The World was introduced to Paralympic sport, at its best.
I was on stage in Trafalgar Square on 6th July 2005 when the announcement was made. Of course back then I was a competing athlete, fresh off of the back of a Gold medal in Athens, so my intentions were always to compete at London. Unfortunately age and niggles got the better of me and I retired from athletics in 2009.
Just over a year later I heard that Channel4 was looking for new presenter to work on the games, and so my journey into presenting started. Firstly the World championships, New Zealand in January 2011 followed by the Paralympic world cup the same year; but for me there was only one thing on my mind, securing a position in the athletics stadium at London 2012.
Then finally, in the spring of 2012, the Athletics commentary team was announced.
John Rawling and Rob Walker, to commentate and I would co-commentate on athletics as well as some in-vision interviews and pieces to camera.
“Hang on”, I thought, pieces to camera fine, smile and talk, but co-commentary, this concerned me. I have never commentated in my life, and have the upmost respect for those that do. Also in the dream team we had Kath Merry, Jeff Adams and Sonja McLaughlan.
So after a month of heavy prep, armed with two folders full of information I headed to the games. Just like the entire team working on the games, day one was a very nervous affair; a couple of hours was spent pouring over the mornings start lists and then up to the commentary position at 9.30am. A quick mic check, and I was off to the in-vision position for my first piece to camera. All good.
Now the bit I was dreading my first race. Shelly woods in the women’s T54 5000m. Brilliant!!!, like I am an expert on wheelchair racing!. Rob set the race off and half way into lap two,
“so Dan, Shelly looks comfortable at the moment, is this a good tactic for her to sit in the pack ?”.
Well we can safely say that I don’t think I will be winning any awards for that commentary. And I was left wondering what 10 days of bad commentating would do for my reputation.
As the first Brits started to compete on day one of the Athletics, A surge of disappointment came over me. I want my roar of 80,000 people. 12 years of international athletics and never once did I experience anything like that, should I have tried to make the team? After all I have spent twelve years as a motivational speaker telling people that you should go after your dreams, the only regrets are if you don’t try, rather than try and don’t make it.
But my disappointment soon turned to excitement as I realized that I would experience the Olympic stadium twice a day for 10 days, and get that buzz I had as an athlete every time the camera or microphone was switched on.
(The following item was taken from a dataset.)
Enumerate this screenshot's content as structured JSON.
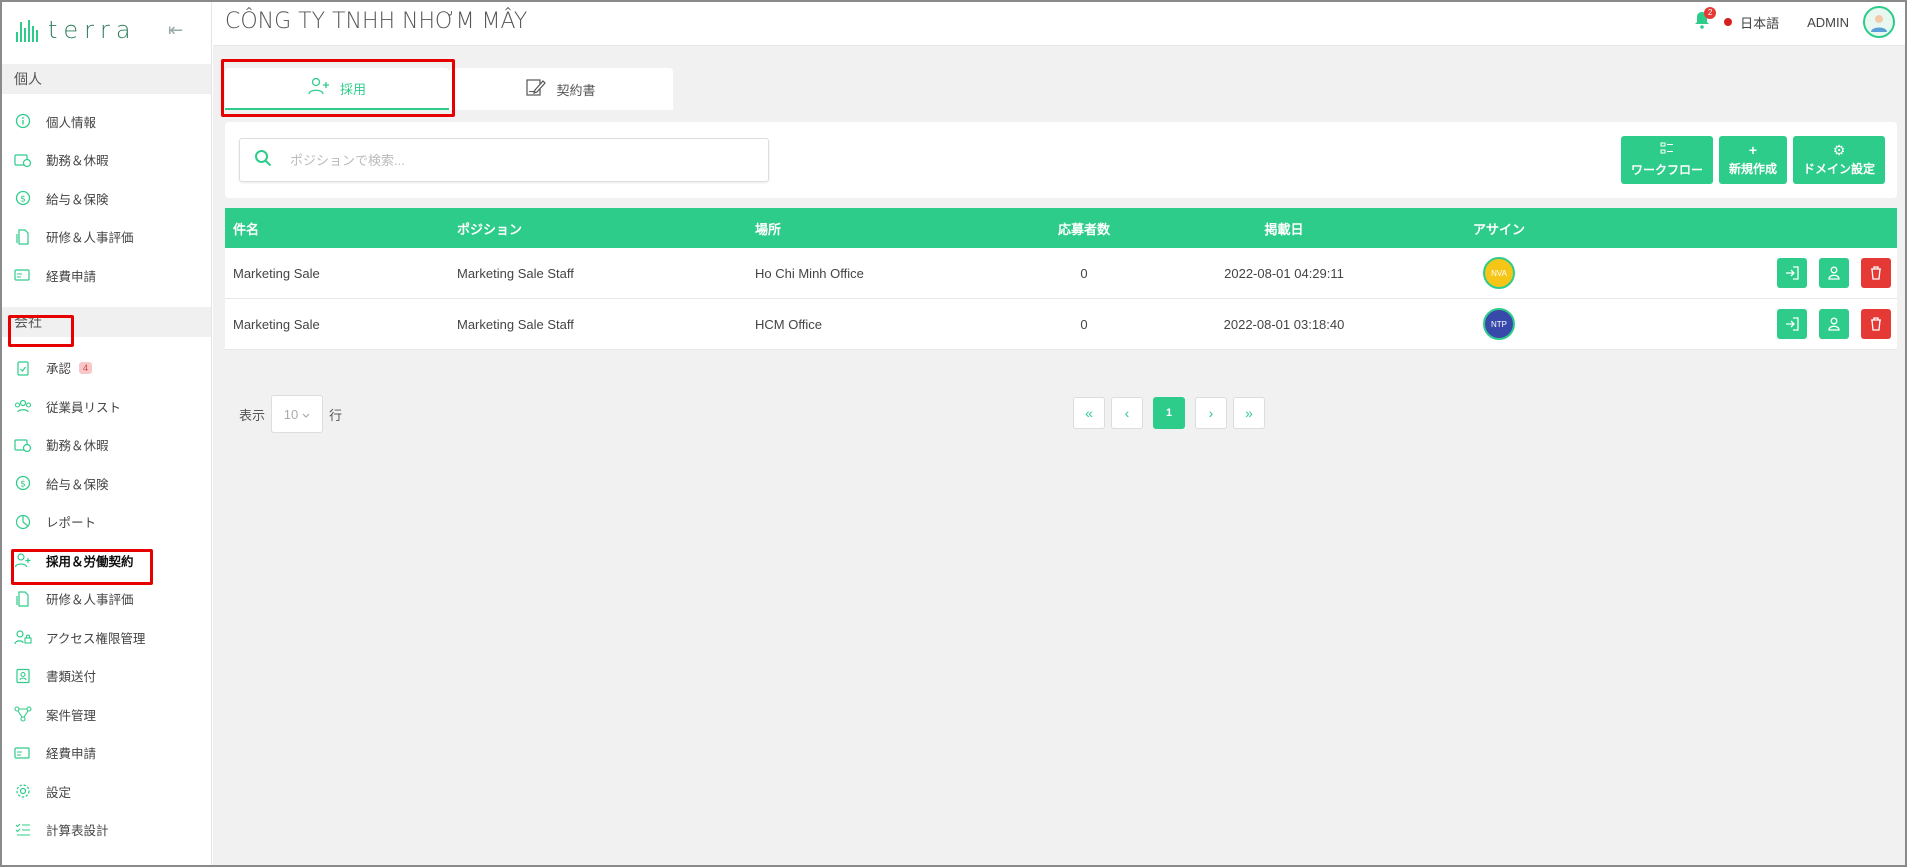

Thankfully my commentary improved, and to my astonishment I actually enjoyed it. What a privilege to work alongside John, Rob and Katherine in the box during the biggest races in Paralympic history and then have the opportunity to summarize the atmosphere in the stadium to the TV audience.
Don’t be fooled that it was all fun though. Those were very long days. The athletics team would arrive at 8am; we would prep for 1 1/2hrs before the morning session. Once off air at 1.30pm, we would grab some lunch then start the evening prep around 3pm, the evening session would then run from about 7-10.30pm. But I don’t think I have ever laughed so much. It was a privilege to work with such a great team. “Team”, that is what we were, we travelled in together, prepped together, ate together and travelled back to the hotel together. And still we laughed….. a lot.
I always believed that we would host an amazing Olympic games, and deliver the best Paralympics ever, but in my wildest dreams I could never have imagined those 10 days, Over 1.5 million people went through the athletics stadium alone. Britain engaged the world with a sport that I and many of my counterparts have tried to carry forward for many years.
New heroes were created.
We changed peoples views on disability in this country forever.
I have many iconic images from the games, locked in my head, but the biggest did not occur on the track. It was after David Weir had won his forth-gold medal in the marathon. The image of him on the mall, the Union Jack out behind him, his son on his lap with the medal around his neck and in the back ground Buckingham Palace. When you looked into David’s eyes he was emotionally and physically exhausted, he had nothing left to give.
We asked our Paralympians to deliver and they did.